▸ **WHAT YOU ARE ASKED TO DO**
Go through each line of the records below and count those with the word "JSON". Give only the count.

-------

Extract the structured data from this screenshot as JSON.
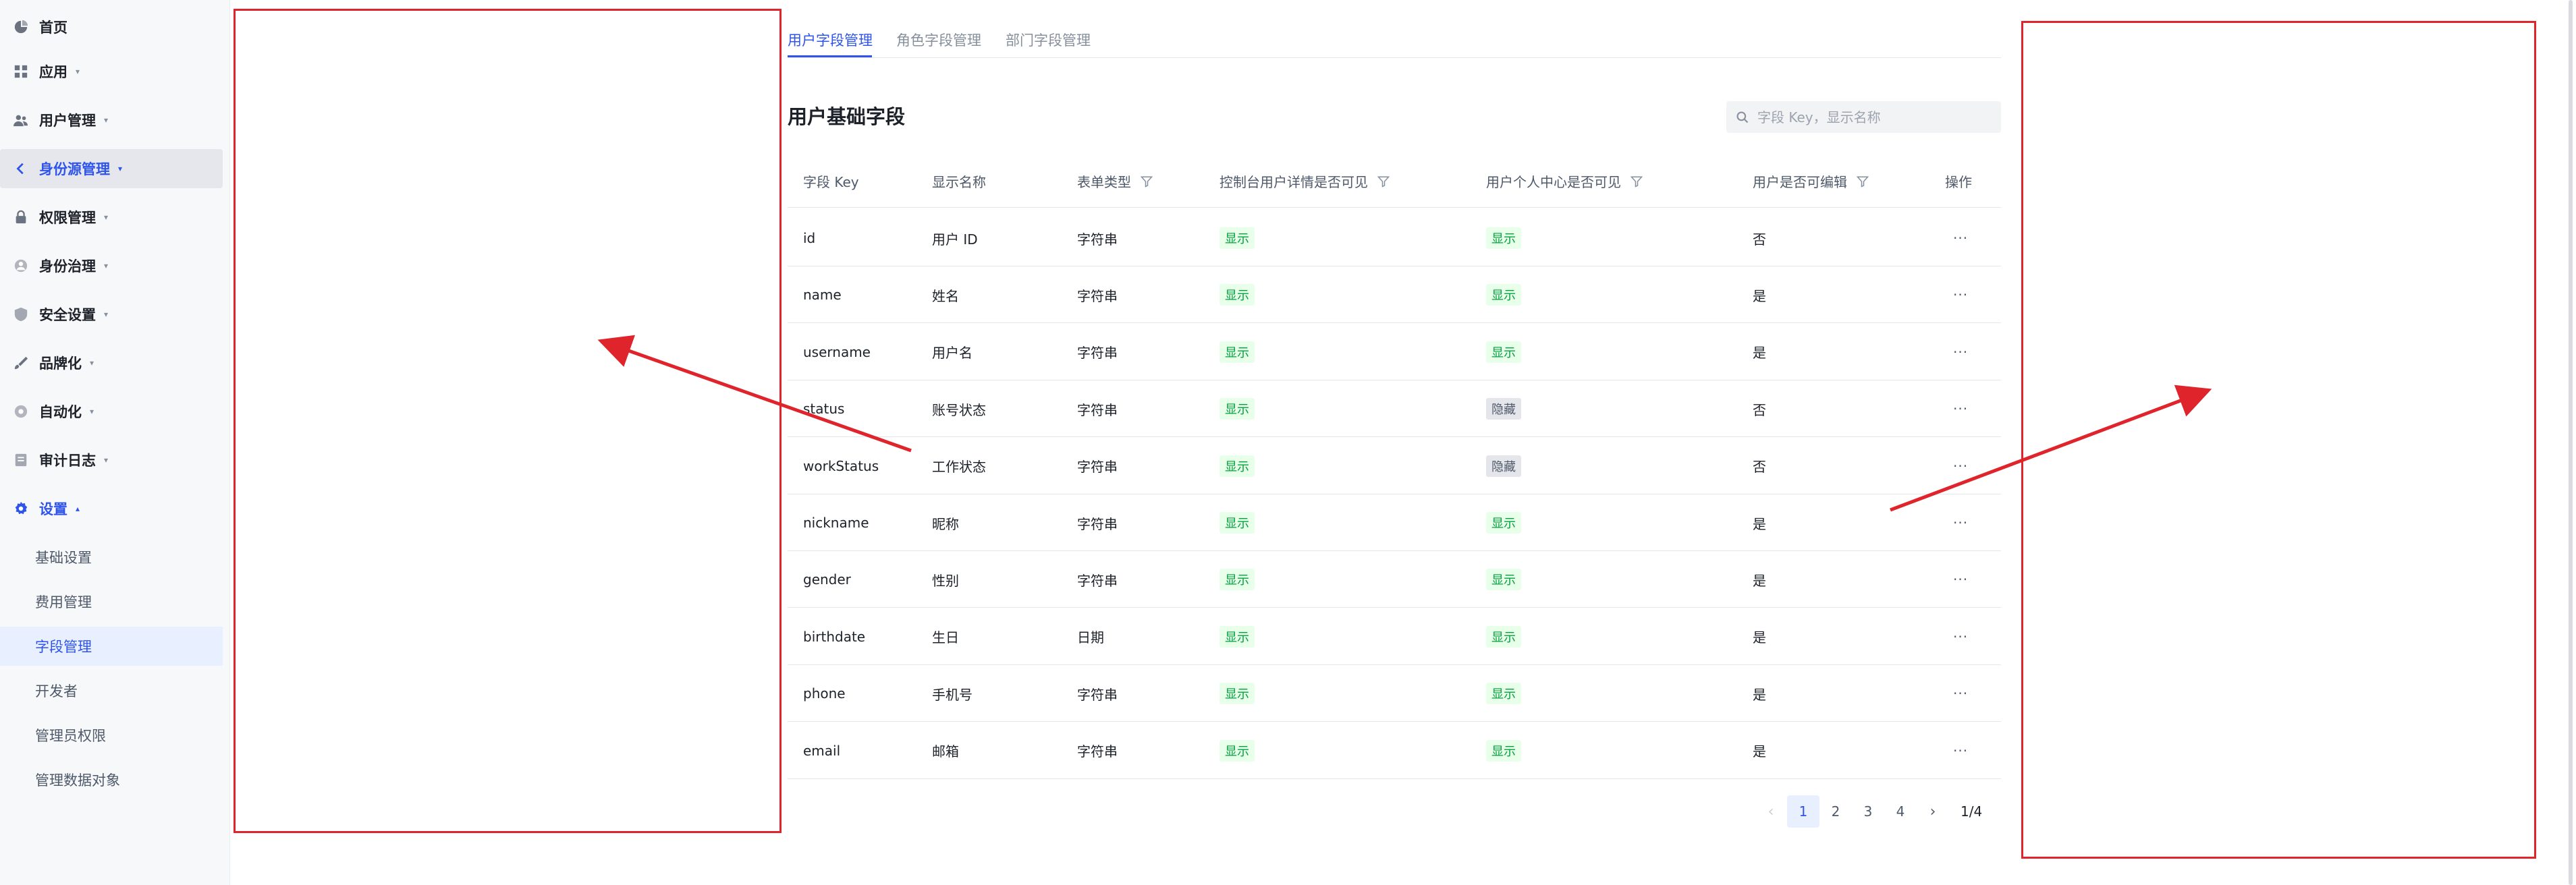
{
  "sidebar": {
    "items": [
      {
        "label": "首页",
        "icon": "dashboard-icon",
        "caret": ""
      },
      {
        "label": "应用",
        "icon": "apps-icon",
        "caret": "▾"
      },
      {
        "label": "用户管理",
        "icon": "users-icon",
        "caret": "▾"
      },
      {
        "label": "身份源管理",
        "icon": "identity-source-icon",
        "caret": "▾"
      },
      {
        "label": "权限管理",
        "icon": "lock-icon",
        "caret": "▾"
      },
      {
        "label": "身份治理",
        "icon": "governance-icon",
        "caret": "▾"
      },
      {
        "label": "安全设置",
        "icon": "shield-icon",
        "caret": "▾"
      },
      {
        "label": "品牌化",
        "icon": "brush-icon",
        "caret": "▾"
      },
      {
        "label": "自动化",
        "icon": "automation-icon",
        "caret": "▾"
      },
      {
        "label": "审计日志",
        "icon": "audit-log-icon",
        "caret": "▾"
      },
      {
        "label": "设置",
        "icon": "gear-icon",
        "caret": "▴"
      }
    ],
    "settings_sub": [
      "基础设置",
      "费用管理",
      "字段管理",
      "开发者",
      "管理员权限",
      "管理数据对象"
    ]
  },
  "tabs": [
    "用户字段管理",
    "角色字段管理",
    "部门字段管理"
  ],
  "section_title": "用户基础字段",
  "search": {
    "placeholder": "字段 Key，显示名称"
  },
  "table": {
    "headers": [
      "字段 Key",
      "显示名称",
      "表单类型",
      "控制台用户详情是否可见",
      "用户个人中心是否可见",
      "用户是否可编辑",
      "操作"
    ],
    "rows": [
      {
        "key": "id",
        "name": "用户 ID",
        "type": "字符串",
        "console": "显示",
        "personal": "显示",
        "editable": "否",
        "action": "···"
      },
      {
        "key": "name",
        "name": "姓名",
        "type": "字符串",
        "console": "显示",
        "personal": "显示",
        "editable": "是",
        "action": "···"
      },
      {
        "key": "username",
        "name": "用户名",
        "type": "字符串",
        "console": "显示",
        "personal": "显示",
        "editable": "是",
        "action": "···"
      },
      {
        "key": "status",
        "name": "账号状态",
        "type": "字符串",
        "console": "显示",
        "personal": "隐藏",
        "editable": "否",
        "action": "···"
      },
      {
        "key": "workStatus",
        "name": "工作状态",
        "type": "字符串",
        "console": "显示",
        "personal": "隐藏",
        "editable": "否",
        "action": "···"
      },
      {
        "key": "nickname",
        "name": "昵称",
        "type": "字符串",
        "console": "显示",
        "personal": "显示",
        "editable": "是",
        "action": "···"
      },
      {
        "key": "gender",
        "name": "性别",
        "type": "字符串",
        "console": "显示",
        "personal": "显示",
        "editable": "是",
        "action": "···"
      },
      {
        "key": "birthdate",
        "name": "生日",
        "type": "日期",
        "console": "显示",
        "personal": "显示",
        "editable": "是",
        "action": "···"
      },
      {
        "key": "phone",
        "name": "手机号",
        "type": "字符串",
        "console": "显示",
        "personal": "显示",
        "editable": "是",
        "action": "···"
      },
      {
        "key": "email",
        "name": "邮箱",
        "type": "字符串",
        "console": "显示",
        "personal": "显示",
        "editable": "是",
        "action": "···"
      }
    ]
  },
  "pagination": {
    "prev": "‹",
    "pages": [
      "1",
      "2",
      "3",
      "4"
    ],
    "next": "›",
    "info": "1/4"
  },
  "colors": {
    "accent": "#2f54eb",
    "annotation": "#e0242b",
    "tag_show": "#00a23c"
  }
}
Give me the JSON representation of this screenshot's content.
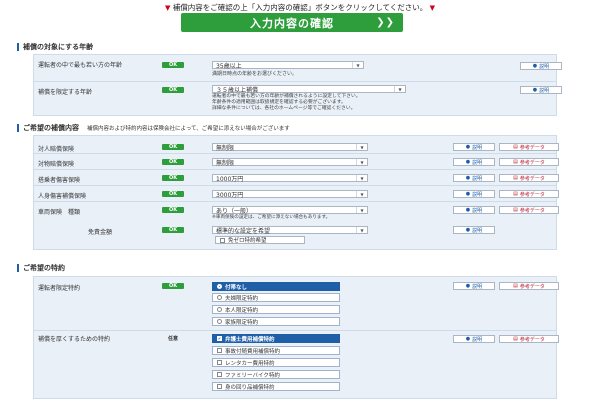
{
  "notice": "補償内容をご確認の上「入力内容の確認」ボタンをクリックしてください。",
  "confirm_button": "入力内容の確認",
  "section1": {
    "title": "補償の対象にする年齢",
    "rows": [
      {
        "label": "運転者の中で最も若い方の年齢",
        "status": "OK",
        "value": "35歳以上",
        "sub": "満期日時点の年齢をお選びください。",
        "help": "説明"
      },
      {
        "label": "補償を限定する年齢",
        "status": "OK",
        "value": "３５歳以上補償",
        "sub": [
          "運転者の中で最も若い方の年齢が補償されるように設定して下さい。",
          "年齢条件の適用範囲は取扱規定を確認する必要がございます。",
          "詳細な条件については、各社のホームページ等でご確認ください。"
        ],
        "help": "説明"
      }
    ]
  },
  "section2": {
    "title": "ご希望の補償内容",
    "note": "補償内容および特約内容は保険会社によって、ご希望に添えない場合がございます",
    "rows": [
      {
        "label": "対人賠償保険",
        "status": "OK",
        "value": "無制限",
        "help": "説明",
        "ref": "参考データ"
      },
      {
        "label": "対物賠償保険",
        "status": "OK",
        "value": "無制限",
        "help": "説明",
        "ref": "参考データ"
      },
      {
        "label": "搭乗者傷害保険",
        "status": "OK",
        "value": "1000万円",
        "help": "説明",
        "ref": "参考データ"
      },
      {
        "label": "人身傷害補償保険",
        "status": "OK",
        "value": "3000万円",
        "help": "説明",
        "ref": "参考データ"
      },
      {
        "label": "車両保険　種類",
        "status": "OK",
        "value": "あり（一般）",
        "sub": "※車両保険の設定は、ご希望に添えない場合もあります。",
        "help": "説明",
        "ref": "参考データ"
      },
      {
        "label": "免責金額",
        "status": "OK",
        "value": "標準的な設定を希望",
        "checkbox": "免ゼロ特約希望",
        "help": "説明"
      }
    ]
  },
  "section3": {
    "title": "ご希望の特約",
    "rows": [
      {
        "label": "運転者限定特約",
        "status": "OK",
        "help": "説明",
        "ref": "参考データ",
        "options": [
          {
            "label": "付帯なし",
            "selected": true
          },
          {
            "label": "夫婦限定特約",
            "selected": false
          },
          {
            "label": "本人限定特約",
            "selected": false
          },
          {
            "label": "家族限定特約",
            "selected": false
          }
        ]
      },
      {
        "label": "補償を厚くするための特約",
        "status": "任意",
        "help": "説明",
        "ref": "参考データ",
        "options": [
          {
            "label": "弁護士費用補償特約",
            "selected": true
          },
          {
            "label": "事故付随費用補償特約",
            "selected": false
          },
          {
            "label": "レンタカー費用特約",
            "selected": false
          },
          {
            "label": "ファミリーバイク特約",
            "selected": false
          },
          {
            "label": "身の回り品補償特約",
            "selected": false
          }
        ]
      }
    ]
  },
  "colors": {
    "accent_green": "#2e9e3c",
    "accent_blue": "#1f5fa8",
    "panel_bg": "#e9f0f8"
  }
}
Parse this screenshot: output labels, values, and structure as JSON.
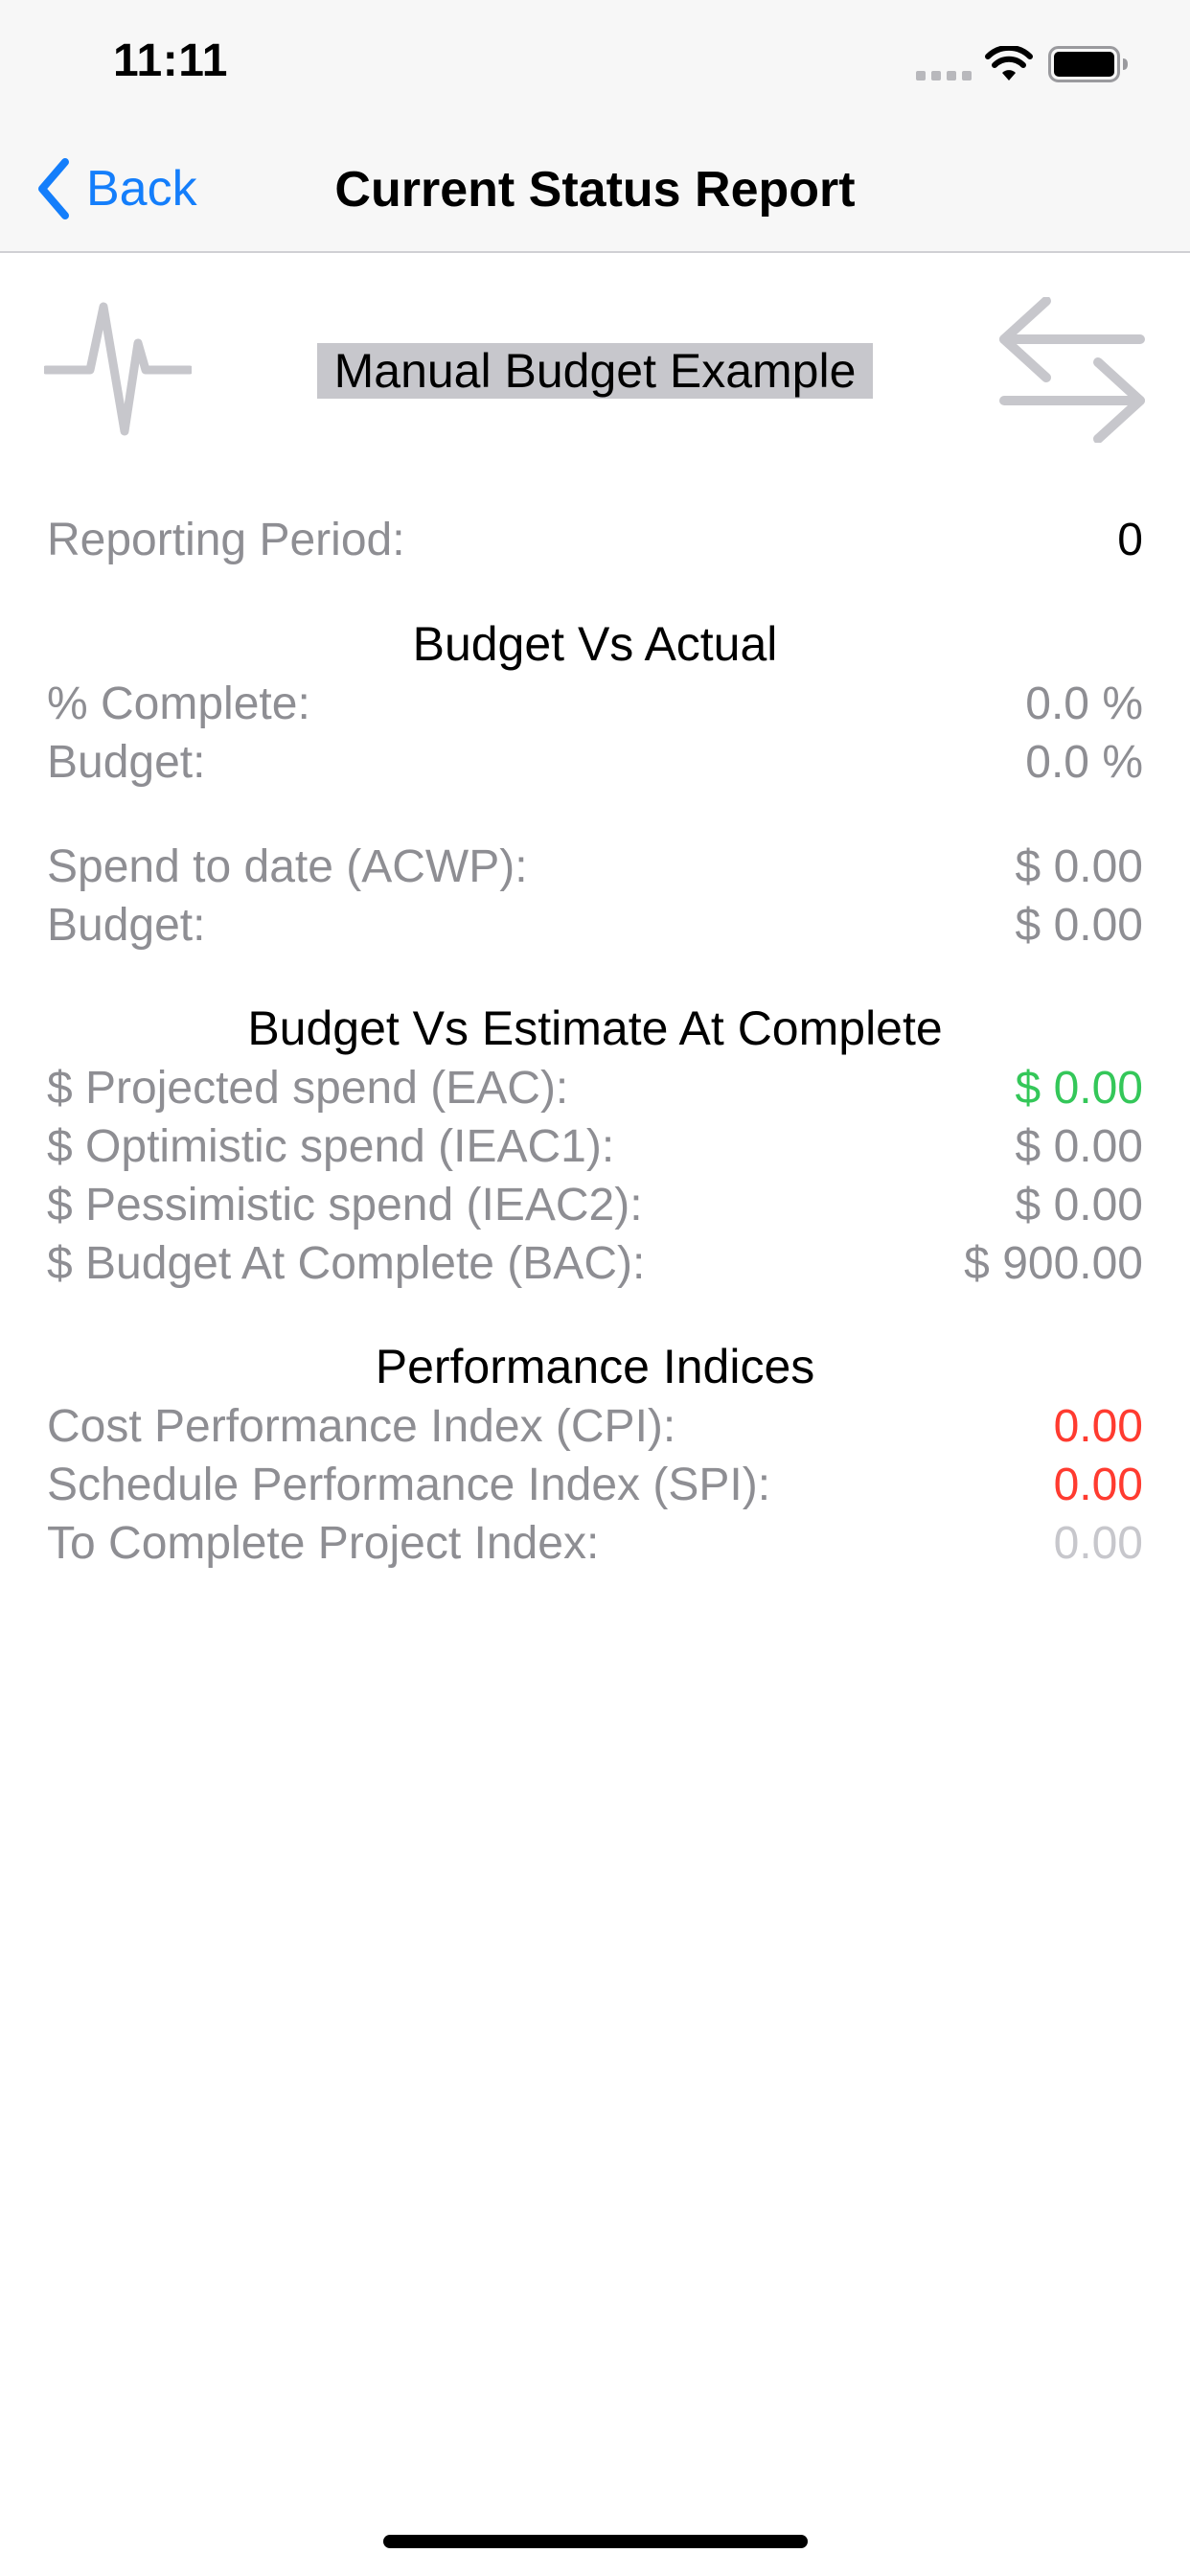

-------

▸ **EXERCISE SOLUTION**
3